Data entries —
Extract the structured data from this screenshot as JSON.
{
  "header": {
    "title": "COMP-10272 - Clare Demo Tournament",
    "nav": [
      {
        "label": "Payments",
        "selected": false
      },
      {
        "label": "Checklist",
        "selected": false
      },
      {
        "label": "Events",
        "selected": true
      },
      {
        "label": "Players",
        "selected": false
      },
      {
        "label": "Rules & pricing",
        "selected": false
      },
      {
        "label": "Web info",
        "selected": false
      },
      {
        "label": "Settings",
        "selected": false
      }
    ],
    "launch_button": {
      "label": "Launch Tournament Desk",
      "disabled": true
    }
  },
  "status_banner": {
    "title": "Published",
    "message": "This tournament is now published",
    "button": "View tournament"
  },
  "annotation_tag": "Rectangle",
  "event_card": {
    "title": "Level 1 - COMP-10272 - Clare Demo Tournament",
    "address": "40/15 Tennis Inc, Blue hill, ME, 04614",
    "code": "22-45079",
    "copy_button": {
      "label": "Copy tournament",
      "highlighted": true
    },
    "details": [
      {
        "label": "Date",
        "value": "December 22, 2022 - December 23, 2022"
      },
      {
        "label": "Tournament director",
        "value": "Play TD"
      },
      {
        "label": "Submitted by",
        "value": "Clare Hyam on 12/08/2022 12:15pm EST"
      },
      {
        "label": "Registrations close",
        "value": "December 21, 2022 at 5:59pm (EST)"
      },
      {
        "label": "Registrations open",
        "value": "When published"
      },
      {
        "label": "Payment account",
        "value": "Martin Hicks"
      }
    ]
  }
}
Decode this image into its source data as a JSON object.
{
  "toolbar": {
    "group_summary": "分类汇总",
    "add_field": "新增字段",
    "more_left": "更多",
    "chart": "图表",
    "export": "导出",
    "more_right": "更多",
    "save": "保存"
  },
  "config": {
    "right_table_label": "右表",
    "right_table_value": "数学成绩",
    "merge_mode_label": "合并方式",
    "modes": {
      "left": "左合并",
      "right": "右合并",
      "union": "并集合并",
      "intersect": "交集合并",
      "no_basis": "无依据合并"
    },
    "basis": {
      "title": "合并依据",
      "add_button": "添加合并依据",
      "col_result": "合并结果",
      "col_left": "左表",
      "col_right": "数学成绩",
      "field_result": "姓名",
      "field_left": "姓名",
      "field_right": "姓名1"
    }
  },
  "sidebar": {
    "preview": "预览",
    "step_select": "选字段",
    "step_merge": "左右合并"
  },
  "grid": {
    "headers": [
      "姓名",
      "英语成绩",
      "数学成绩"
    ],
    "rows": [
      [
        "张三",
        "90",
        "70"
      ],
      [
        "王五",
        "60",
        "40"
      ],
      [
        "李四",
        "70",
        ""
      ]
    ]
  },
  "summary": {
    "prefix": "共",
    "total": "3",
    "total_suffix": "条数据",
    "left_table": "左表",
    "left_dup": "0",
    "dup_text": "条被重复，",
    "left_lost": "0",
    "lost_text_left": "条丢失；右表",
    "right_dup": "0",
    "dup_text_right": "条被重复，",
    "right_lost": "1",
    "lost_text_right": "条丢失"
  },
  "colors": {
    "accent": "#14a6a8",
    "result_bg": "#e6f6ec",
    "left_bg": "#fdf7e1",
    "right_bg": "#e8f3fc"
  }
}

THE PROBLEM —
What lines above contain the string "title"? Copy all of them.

RESULT FOR THIS EXERCISE —
    "title": "COMP-10272 - Clare Demo Tournament",
    "title": "Published",
    "title": "Level 1 - COMP-10272 - Clare Demo Tournament",
      "title": "合并依据",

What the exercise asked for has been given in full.